Interface dataset entries
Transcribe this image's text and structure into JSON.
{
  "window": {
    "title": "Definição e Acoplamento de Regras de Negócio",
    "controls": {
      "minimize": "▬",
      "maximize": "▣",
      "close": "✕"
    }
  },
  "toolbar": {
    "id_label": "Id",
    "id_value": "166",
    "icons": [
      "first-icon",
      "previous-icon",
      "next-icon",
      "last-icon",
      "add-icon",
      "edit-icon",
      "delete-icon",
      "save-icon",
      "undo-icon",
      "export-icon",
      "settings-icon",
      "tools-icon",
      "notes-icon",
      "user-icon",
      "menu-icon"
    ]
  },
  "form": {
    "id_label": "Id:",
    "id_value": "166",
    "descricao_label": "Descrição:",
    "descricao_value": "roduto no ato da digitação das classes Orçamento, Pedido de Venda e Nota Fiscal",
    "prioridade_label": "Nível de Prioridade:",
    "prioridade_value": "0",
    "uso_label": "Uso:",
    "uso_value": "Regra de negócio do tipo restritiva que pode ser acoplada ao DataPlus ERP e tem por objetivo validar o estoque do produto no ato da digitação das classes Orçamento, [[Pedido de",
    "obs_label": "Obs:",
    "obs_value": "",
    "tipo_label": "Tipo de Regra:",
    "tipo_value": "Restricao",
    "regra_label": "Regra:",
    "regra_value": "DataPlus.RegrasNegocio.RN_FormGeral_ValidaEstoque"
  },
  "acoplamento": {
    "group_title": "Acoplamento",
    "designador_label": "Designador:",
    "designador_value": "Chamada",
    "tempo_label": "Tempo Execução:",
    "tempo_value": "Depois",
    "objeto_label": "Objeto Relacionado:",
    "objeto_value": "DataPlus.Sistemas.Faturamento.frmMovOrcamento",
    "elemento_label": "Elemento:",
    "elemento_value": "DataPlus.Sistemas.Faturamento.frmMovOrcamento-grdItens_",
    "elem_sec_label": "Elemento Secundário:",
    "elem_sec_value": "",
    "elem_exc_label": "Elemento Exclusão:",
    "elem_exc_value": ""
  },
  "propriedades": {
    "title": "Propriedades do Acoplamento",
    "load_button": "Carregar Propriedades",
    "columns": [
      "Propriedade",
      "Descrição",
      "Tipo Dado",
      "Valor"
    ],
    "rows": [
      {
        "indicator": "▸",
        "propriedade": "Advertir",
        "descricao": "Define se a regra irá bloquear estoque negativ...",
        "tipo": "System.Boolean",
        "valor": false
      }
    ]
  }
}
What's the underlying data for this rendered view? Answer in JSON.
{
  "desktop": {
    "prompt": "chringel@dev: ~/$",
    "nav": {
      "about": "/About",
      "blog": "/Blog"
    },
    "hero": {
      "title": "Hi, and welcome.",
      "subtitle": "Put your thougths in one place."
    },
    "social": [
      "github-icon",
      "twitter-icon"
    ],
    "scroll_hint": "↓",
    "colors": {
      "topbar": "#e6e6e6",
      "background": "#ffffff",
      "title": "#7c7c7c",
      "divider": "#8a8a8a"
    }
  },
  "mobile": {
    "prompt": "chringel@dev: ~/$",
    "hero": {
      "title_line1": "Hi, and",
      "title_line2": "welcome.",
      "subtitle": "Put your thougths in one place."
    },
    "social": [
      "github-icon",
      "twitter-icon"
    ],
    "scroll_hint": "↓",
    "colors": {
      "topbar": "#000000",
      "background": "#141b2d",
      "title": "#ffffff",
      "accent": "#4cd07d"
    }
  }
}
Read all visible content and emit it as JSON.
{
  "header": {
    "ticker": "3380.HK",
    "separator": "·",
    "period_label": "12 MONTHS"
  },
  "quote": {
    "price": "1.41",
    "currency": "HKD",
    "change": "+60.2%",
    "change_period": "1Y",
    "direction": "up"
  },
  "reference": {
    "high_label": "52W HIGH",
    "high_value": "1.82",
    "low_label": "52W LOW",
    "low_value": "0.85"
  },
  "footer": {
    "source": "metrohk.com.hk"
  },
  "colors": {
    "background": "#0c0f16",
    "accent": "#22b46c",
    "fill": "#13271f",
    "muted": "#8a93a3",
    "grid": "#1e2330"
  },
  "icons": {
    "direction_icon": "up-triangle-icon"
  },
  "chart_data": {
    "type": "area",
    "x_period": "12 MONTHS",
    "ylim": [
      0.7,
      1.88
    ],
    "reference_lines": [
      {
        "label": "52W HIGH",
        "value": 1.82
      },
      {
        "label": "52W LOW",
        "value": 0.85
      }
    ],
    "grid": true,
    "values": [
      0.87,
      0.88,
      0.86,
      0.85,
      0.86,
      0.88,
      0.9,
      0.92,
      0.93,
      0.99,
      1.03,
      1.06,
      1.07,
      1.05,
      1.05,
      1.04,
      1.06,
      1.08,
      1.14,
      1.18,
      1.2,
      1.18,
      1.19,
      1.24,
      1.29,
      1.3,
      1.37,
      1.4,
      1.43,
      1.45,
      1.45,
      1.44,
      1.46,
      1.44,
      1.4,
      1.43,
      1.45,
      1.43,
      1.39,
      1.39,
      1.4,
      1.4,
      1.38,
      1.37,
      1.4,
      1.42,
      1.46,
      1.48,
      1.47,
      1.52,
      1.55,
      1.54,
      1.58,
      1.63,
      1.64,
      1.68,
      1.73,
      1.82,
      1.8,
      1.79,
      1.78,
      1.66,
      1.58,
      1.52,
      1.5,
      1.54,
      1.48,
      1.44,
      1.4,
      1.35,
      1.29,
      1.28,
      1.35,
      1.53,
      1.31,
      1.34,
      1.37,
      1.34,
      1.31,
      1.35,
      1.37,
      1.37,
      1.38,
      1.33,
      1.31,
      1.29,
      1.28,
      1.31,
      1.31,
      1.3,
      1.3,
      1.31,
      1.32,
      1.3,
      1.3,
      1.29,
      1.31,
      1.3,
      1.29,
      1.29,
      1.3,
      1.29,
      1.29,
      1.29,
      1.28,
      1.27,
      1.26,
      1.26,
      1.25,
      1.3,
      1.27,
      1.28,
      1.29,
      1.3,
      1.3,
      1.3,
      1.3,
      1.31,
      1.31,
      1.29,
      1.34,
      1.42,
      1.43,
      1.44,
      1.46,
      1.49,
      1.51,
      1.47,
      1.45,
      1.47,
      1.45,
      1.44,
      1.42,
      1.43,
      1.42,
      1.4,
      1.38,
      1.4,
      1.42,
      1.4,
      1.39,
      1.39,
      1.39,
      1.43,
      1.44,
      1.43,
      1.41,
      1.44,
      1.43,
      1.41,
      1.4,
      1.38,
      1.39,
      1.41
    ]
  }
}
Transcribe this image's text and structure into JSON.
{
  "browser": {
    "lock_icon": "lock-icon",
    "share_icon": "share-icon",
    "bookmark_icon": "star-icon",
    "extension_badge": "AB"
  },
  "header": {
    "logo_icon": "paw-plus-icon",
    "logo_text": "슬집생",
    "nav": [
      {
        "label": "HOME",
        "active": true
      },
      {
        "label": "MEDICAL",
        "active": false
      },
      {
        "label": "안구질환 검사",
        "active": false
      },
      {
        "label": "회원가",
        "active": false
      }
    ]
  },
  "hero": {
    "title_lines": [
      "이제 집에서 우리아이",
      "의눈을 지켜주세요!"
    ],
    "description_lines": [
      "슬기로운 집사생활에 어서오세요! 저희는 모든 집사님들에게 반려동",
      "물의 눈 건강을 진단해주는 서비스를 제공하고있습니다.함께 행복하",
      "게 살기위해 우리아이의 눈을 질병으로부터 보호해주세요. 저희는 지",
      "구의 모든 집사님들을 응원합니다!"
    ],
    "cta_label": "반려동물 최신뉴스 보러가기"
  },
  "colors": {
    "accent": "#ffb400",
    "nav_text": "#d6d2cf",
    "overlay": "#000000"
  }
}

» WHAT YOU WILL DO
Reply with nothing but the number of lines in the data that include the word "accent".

» ANSWER TO THIS TASK
3